# TASK TO CARRY OUT
Reproduce each of the entries that follow, exactly.

(RECORDS FOR THIS EXERCISE Opens)

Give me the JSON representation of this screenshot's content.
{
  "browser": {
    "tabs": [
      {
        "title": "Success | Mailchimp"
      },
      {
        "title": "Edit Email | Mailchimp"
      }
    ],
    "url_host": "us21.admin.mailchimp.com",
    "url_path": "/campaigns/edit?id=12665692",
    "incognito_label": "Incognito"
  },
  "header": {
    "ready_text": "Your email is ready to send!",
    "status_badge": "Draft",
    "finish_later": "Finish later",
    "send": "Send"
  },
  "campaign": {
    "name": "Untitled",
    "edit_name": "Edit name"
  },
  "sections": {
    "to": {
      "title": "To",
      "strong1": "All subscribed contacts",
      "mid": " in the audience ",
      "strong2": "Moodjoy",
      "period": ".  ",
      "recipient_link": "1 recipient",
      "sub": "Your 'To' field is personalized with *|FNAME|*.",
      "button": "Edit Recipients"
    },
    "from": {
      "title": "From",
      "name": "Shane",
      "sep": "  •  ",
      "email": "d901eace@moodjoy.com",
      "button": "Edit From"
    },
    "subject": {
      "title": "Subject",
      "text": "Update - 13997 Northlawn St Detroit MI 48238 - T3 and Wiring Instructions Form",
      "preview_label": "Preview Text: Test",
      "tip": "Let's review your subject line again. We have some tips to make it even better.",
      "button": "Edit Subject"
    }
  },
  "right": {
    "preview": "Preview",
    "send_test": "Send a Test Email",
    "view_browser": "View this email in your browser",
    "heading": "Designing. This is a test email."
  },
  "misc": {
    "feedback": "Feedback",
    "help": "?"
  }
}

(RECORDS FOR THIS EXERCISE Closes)

# SOLUTION TO THIS EXERCISE
Give me the JSON representation of this screenshot's content.
{
  "browser": {
    "tabs": [
      {
        "title": "Success | Mailchimp"
      },
      {
        "title": "Edit Email | Mailchimp"
      }
    ],
    "url_host": "us21.admin.mailchimp.com",
    "url_path": "/campaigns/edit?id=12665692",
    "incognito_label": "Incognito"
  },
  "header": {
    "ready_text": "Your email is ready to send!",
    "status_badge": "Draft",
    "finish_later": "Finish later",
    "send": "Send"
  },
  "campaign": {
    "name": "Untitled",
    "edit_name": "Edit name"
  },
  "sections": {
    "to": {
      "title": "To",
      "strong1": "All subscribed contacts",
      "mid": " in the audience ",
      "strong2": "Moodjoy",
      "period": ".  ",
      "recipient_link": "1 recipient",
      "sub": "Your 'To' field is personalized with *|FNAME|*.",
      "button": "Edit Recipients"
    },
    "from": {
      "title": "From",
      "name": "Shane",
      "sep": "  •  ",
      "email": "d901eace@moodjoy.com",
      "button": "Edit From"
    },
    "subject": {
      "title": "Subject",
      "text": "Update - 13997 Northlawn St Detroit MI 48238 - T3 and Wiring Instructions Form",
      "preview_label": "Preview Text: Test",
      "tip": "Let's review your subject line again. We have some tips to make it even better.",
      "button": "Edit Subject"
    }
  },
  "right": {
    "preview": "Preview",
    "send_test": "Send a Test Email",
    "view_browser": "View this email in your browser",
    "heading": "Designing. This is a test email."
  },
  "misc": {
    "feedback": "Feedback",
    "help": "?"
  }
}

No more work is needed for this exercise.